On November 3rd France's armed forces minister Sébastien Lecornu visited French troops who have been deployed in Romania as part of a NATO mission. However, despite the upbeat photo opportunities, some of the soldiers stationed there complain of logistical failings, a lack of food and poor living conditions. Justine Brabant reports.

Qatar suspected of targeting Mediapart in global hacking operation

Then Qatari ruler Sheik Hamad bin Khalifa al-Thani celebrates the awarding to Qatar, on December 2nd 2010, of the 2022 World Cup. © Reuters Then Qatari ruler Sheik Hamad bin Khalifa al-Thani celebrates the awarding to Qatar, on December 2nd 2010, of the 2022 World Cup. © Reuters

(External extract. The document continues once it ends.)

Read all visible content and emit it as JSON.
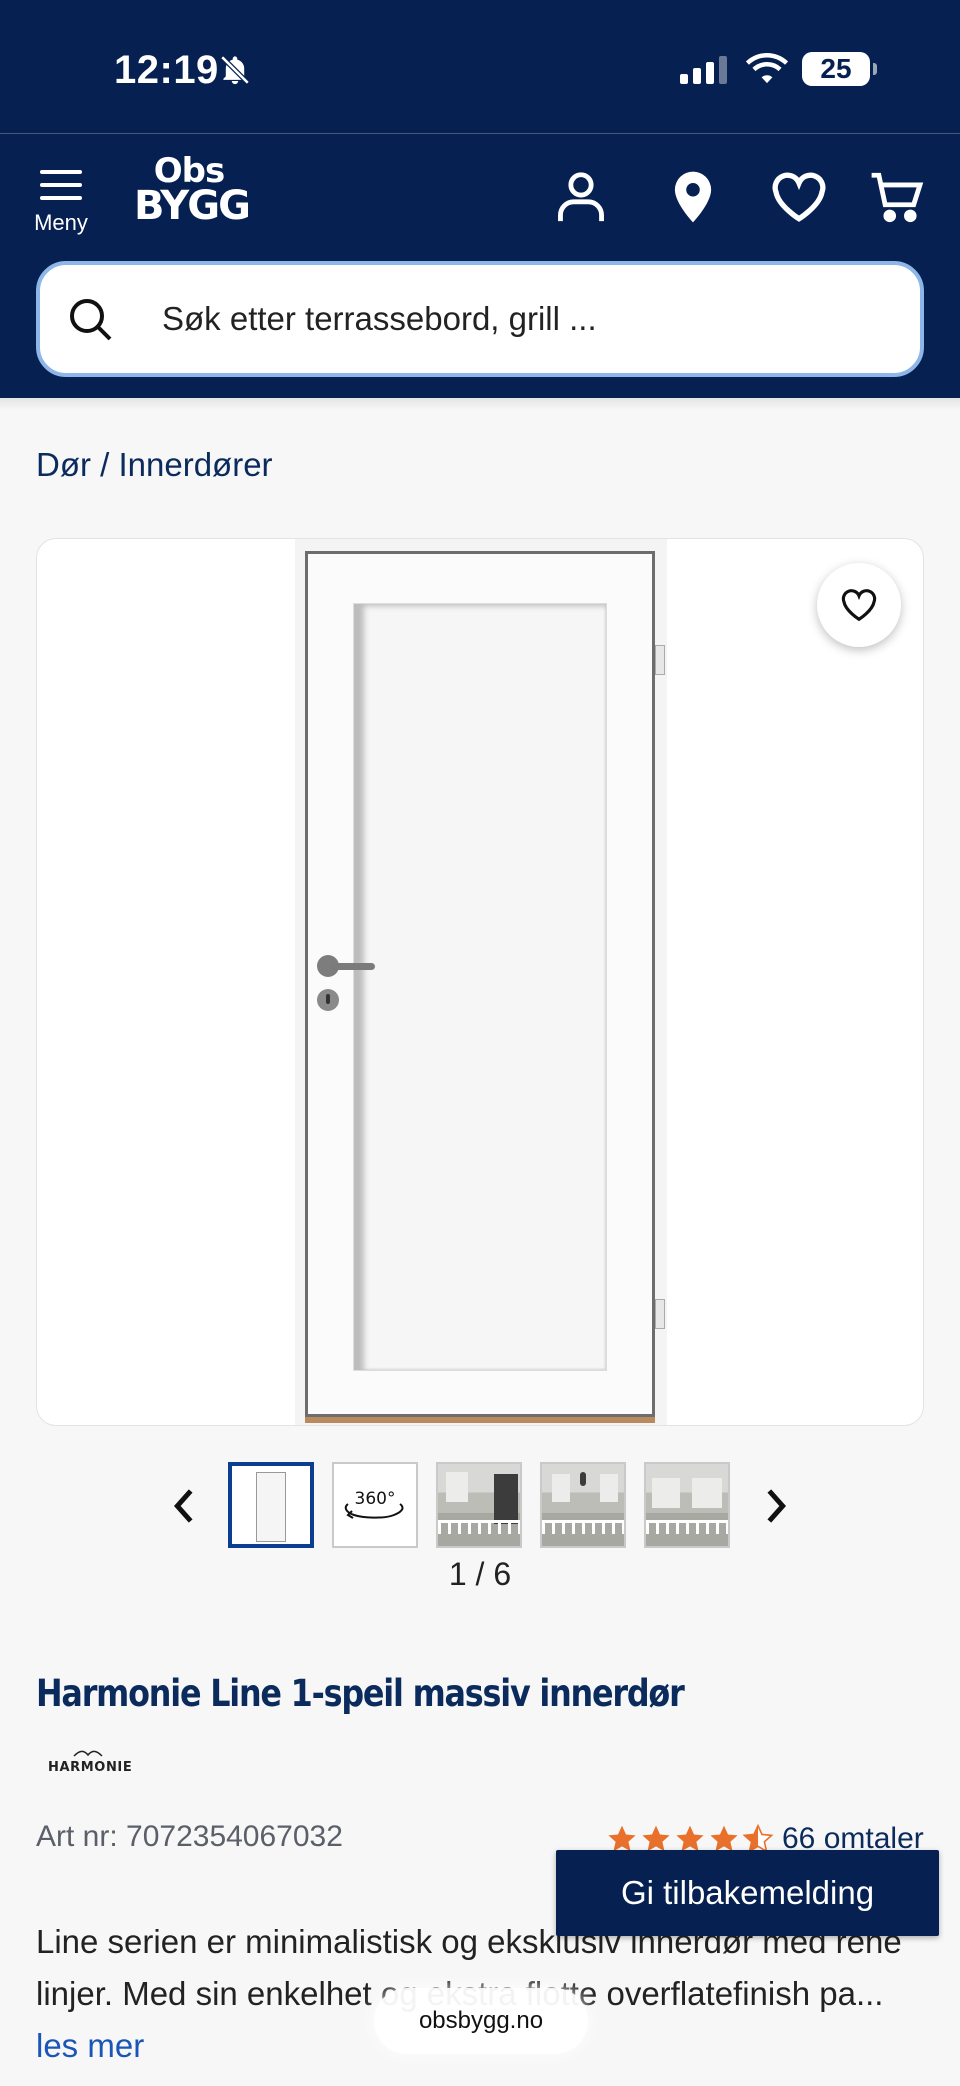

A joint investigation by The Sunday Times and the London-based Bureau of Investigative Journalism has reported that a group of Indian hackers were hired to spy on journalists and other individuals “who threatened to expose wrongdoing” over the awarding to Qatar of this year’s football World Cup. Among the “dozen” people reported to have been targeted are former UEFA president Michel Platini, French senator Nathalie Goulet, and Mediapart journalist Yann Philippin. Qatar denies any involvement in the hacking operation. Fabrice Arfi and Michaël Hajdenberg report.